Echoes from the Loafers’ Club Meeting:
“I learned to ride a horse before I could walk.”
“Wow! When did you learn to walk?”
“After I’d learned that I wasn’t very good at riding a horse.”
Driving by the Bruces
I have two wonderful neighbors — both named Bruce — who live across the road from each other. Whenever I pass their driveways, thoughts occur to me, such as: Why does a lawn covered with dandelions look beautiful compared to a lawn with only a few?
Most senior moments echo junior moments.
Charging everything doesn’t make one brighter.
I enjoy the company of moody people as long as their moods are good ones.
I visited with Mike Wallin of Hartland about scary bridges. Mike is a truck driver who travels on many bridges. I admit that I enjoy driving the Mackinac Bridge, even while behind the wheel of a Rent-A-Wreck. The Mackinac Bridge is a suspension bridge spanning the Straits of Mackinac to connect the upper and lower peninsulas of Michigan. It’s five miles long. Not everyone shares my pleasure. Gephyrophobia is an anxiety disorder brought about by the fear of bridges.
Dan Martin of Vermillion, Ohio, told me that he grew up on a hilly farm in southern Ohio. His father baled hay and allowed the bales to drop to the ground. Then he pulled a hayrack near the bales and his three boys loaded the hay onto the rack. One stacked them while the other two carried them to the wagon. The boys became good at the job. So good, that other farmers hired them to bale. They found employment with neighbors who paid them a penny per bale stacked. This wasn’t a white-collar job. It wasn’t even a blue-collar job. It was a ring-around-the-collar job. It was like a big glass of yellowjackets to quench a thirst. The boys put their heads together and decided they needed $1.25 an hour, each. The farmers declared the demand outrageous and refused to pay it. They hired boys from the city — for three days. After that, they met the demand and rehired the original crew.
Kari Johnson of Perham said, “If you’re bored, it’s your own fault.”
Darlene Lee of Mankato said her husband described her as being a cross between a Norwegian and a Swede. Half of each, but mostly cross.

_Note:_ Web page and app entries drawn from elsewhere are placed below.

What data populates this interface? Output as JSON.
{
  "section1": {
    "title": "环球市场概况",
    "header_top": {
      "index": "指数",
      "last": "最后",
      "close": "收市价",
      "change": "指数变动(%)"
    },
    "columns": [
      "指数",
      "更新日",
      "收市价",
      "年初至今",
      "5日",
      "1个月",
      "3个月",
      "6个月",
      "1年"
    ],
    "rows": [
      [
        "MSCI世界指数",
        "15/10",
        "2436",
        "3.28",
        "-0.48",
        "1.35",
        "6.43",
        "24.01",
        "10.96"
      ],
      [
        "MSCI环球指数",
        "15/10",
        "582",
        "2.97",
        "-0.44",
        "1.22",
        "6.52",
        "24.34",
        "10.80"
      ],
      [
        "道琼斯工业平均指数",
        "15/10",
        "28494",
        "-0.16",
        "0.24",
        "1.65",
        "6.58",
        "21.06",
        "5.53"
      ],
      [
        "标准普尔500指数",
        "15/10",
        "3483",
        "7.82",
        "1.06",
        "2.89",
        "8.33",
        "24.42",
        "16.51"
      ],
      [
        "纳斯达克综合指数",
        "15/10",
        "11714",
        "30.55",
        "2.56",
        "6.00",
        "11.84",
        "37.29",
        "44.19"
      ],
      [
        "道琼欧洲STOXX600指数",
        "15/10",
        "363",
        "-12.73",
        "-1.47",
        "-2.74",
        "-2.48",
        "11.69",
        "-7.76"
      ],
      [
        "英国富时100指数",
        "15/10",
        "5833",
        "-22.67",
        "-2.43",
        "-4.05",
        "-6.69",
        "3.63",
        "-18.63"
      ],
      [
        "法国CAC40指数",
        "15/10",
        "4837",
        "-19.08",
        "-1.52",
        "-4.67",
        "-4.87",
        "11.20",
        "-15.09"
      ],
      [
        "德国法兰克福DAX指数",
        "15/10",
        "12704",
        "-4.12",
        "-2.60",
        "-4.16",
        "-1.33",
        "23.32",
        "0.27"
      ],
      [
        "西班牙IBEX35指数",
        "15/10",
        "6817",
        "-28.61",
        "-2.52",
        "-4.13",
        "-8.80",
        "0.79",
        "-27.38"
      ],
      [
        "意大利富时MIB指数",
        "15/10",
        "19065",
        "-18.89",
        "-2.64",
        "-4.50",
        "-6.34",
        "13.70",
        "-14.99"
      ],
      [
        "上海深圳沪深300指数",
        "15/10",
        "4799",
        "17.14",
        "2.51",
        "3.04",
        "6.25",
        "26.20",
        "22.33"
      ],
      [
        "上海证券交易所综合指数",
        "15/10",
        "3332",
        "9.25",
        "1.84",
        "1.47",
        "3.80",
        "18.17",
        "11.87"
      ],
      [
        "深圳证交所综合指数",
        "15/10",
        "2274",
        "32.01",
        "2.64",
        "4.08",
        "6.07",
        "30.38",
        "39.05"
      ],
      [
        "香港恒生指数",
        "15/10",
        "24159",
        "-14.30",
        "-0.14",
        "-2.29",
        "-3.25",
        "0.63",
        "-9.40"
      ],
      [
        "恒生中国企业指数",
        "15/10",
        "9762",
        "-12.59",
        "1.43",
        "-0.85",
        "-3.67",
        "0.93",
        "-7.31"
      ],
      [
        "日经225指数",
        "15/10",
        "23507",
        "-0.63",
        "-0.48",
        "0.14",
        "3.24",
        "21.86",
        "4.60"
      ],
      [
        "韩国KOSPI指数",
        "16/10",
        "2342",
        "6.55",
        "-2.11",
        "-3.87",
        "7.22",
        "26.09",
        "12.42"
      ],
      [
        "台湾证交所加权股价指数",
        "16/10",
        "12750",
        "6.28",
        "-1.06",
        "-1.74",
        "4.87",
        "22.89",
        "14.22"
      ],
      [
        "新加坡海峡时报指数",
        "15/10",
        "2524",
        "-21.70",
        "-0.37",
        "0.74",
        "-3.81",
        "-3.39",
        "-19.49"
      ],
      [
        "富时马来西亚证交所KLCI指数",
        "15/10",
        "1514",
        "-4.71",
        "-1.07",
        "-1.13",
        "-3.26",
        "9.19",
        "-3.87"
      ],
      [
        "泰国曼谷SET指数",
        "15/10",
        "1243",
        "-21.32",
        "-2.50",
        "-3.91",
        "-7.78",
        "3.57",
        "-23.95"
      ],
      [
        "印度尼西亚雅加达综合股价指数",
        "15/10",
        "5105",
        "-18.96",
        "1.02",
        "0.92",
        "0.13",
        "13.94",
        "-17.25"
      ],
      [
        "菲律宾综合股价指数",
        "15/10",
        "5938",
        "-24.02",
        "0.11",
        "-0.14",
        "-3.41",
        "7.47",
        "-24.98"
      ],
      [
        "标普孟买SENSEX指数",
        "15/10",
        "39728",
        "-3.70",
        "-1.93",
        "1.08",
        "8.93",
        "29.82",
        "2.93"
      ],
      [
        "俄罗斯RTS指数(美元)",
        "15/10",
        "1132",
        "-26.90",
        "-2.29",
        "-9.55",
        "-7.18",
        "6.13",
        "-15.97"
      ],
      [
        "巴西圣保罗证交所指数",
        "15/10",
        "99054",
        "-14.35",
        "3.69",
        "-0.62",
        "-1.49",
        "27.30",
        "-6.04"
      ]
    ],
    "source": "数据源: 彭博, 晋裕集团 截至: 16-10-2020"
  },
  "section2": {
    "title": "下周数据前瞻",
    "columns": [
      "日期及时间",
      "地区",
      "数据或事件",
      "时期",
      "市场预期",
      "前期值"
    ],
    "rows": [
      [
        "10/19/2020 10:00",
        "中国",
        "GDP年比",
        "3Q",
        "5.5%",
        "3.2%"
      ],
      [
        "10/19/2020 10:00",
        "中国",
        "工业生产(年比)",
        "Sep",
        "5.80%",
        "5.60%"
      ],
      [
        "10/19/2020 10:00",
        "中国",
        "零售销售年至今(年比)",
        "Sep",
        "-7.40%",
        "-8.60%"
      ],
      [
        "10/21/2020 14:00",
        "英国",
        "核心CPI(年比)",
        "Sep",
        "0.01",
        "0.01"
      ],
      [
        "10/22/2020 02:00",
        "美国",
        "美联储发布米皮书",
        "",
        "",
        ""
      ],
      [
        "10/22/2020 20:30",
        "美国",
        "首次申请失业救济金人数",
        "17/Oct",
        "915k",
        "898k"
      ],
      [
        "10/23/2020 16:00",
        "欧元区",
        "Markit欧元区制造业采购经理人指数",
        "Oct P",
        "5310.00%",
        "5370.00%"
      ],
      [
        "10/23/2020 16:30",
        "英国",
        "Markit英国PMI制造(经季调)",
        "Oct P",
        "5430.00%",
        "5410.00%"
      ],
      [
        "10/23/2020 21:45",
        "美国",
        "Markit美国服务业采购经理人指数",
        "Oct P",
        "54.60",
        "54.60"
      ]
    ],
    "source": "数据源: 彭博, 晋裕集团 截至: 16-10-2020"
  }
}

Ona Meyer of Hartland told me when she was a girl and dropped food onto the floor, her father said, “Would you like your plate down there, too?”
Loren Skelton of Missoula, Mont., said that one of his teachers wore her hair in a tight bun because that was the only way she could smile.
Did you know?
The Quarter Pounder Index uses the price of that McDonald’s product with cheese to gauge cost of living differences between cities. The burger costs more than twice as much in Juneau, Alaska than it does in Conway, Arkansas. Hawaii and Alaska make up 40 percent of the top 10 most expensive places, likely due to increased shipping costs.
A deer is the most dangerous mammal in North America. November has the highest rate of car/deer collisions. Deer are in rut then. Cars may be, too. The harvest removes hiding spots in cornfields and daylight hours grow shorter, meaning dawn and dusk (deer are crepuscular) coincide with the busiest commuting times. According to State Farm’s most recent report, West Virginia is the state where a driver has the greatest chance of colliding with a deer (1 in 40 annually). South Dakota 1 in 68, Iowa 1 in 72, Michigan 1 in 73, and Pennsylvania 1 in 76 round out the top 5 states with the highest risk of a buck-to-bumper. Montana is 1 in 78, Wisconsin 1 in 79, and Minnesota is in 8th place at 1 in 80. Watching for deer crossing signs helps; deer whistles mounted on bumpers don’t. When you see one deer, look for another.
A kind word is priceless.